Citation: Liu Z, Yang H, Zhi L, Xue H, Lu Z, Zhao Y, Cui L, Liu T, Ren S, He P, Liu Y and Zhang Y (2021) Sphingosine 1-phosphate Stimulates Insulin Secretion and Improves Cell Survival by Blocking Voltage-dependent K+ Channels in β Cells. Front. Pharmacol. 12:683674. doi: 10.3389/fphar.2021.683674
Received: 21 March 2021; Accepted: 29 June 2021;
Published: 12 July 2021.
Edited by:Beatriz Suarez-Alvarez, Central University Hospital of Asturias, Spain
Reviewed by:Fátima Regina Mena Barreto Silva, Federal University of Santa Catarina, Brazil
Yukiko Kaneko, University of Shizuoka, Japan
Copyright © 2021 Liu, Yang, Zhi, Xue, Lu, Zhao, Cui, Liu, Ren, He, Liu and Zhang. This is an open-access article distributed under the terms of the Creative Commons Attribution License (CC BY). The use, distribution or reproduction in other forums is permitted, provided the original author(s) and the copyright owner(s) are credited and that the original publication in this journal is cited, in accordance with accepted academic practice.

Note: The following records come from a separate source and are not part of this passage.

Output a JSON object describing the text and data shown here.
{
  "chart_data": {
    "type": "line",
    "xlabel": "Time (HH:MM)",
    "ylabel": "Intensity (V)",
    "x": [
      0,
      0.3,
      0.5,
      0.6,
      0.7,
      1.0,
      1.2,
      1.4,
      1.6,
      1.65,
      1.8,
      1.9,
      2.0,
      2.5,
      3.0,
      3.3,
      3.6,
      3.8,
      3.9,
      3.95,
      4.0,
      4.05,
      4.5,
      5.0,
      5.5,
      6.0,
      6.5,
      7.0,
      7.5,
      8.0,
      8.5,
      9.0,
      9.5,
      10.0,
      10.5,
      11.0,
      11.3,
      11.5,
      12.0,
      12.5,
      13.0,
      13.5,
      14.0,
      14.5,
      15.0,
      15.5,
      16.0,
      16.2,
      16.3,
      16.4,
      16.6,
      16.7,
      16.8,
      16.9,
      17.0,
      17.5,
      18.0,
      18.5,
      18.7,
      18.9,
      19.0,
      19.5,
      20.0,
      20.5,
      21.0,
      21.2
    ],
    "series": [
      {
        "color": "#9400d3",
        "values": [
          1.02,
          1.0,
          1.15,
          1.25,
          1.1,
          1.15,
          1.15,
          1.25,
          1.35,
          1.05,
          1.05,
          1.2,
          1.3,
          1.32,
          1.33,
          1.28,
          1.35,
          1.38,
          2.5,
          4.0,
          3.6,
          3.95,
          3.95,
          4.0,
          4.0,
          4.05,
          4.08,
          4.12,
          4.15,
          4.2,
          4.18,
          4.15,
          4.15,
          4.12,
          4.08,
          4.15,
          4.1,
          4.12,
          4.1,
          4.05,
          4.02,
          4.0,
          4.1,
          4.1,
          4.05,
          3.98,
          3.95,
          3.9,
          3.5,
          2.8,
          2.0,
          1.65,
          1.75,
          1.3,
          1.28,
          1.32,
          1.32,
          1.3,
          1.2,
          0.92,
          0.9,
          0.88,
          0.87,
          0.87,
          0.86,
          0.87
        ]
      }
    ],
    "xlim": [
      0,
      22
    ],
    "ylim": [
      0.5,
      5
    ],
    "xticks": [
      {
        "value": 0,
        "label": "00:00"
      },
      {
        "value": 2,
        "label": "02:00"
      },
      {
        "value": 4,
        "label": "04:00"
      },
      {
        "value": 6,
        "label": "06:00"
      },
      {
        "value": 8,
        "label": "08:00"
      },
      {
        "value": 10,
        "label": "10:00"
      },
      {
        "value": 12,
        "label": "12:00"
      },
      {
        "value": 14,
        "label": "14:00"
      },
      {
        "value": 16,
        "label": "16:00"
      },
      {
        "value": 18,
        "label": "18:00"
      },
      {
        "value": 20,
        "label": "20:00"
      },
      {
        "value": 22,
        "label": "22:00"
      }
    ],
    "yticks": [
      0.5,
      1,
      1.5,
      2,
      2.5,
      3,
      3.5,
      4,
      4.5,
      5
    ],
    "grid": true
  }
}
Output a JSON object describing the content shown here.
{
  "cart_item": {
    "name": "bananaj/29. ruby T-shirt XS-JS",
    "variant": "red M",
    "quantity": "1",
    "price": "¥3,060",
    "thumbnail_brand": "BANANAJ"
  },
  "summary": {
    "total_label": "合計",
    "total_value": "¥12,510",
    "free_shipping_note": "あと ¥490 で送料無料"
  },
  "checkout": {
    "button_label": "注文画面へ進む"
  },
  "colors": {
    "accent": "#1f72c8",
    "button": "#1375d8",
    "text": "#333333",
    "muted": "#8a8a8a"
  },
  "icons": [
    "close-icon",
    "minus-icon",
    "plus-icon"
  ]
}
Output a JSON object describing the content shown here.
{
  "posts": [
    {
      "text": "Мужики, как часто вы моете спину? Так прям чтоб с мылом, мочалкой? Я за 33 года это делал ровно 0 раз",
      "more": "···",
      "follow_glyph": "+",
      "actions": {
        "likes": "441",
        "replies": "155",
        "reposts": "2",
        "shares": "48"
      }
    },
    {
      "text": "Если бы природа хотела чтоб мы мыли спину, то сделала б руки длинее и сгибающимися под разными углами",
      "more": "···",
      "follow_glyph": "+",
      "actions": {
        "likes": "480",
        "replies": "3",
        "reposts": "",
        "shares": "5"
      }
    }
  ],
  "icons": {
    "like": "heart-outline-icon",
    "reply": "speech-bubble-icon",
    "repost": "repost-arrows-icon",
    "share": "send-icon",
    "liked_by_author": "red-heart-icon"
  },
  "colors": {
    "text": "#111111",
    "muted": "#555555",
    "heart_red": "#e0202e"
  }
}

No use, distribution or reproduction is permitted which does not comply with these terms.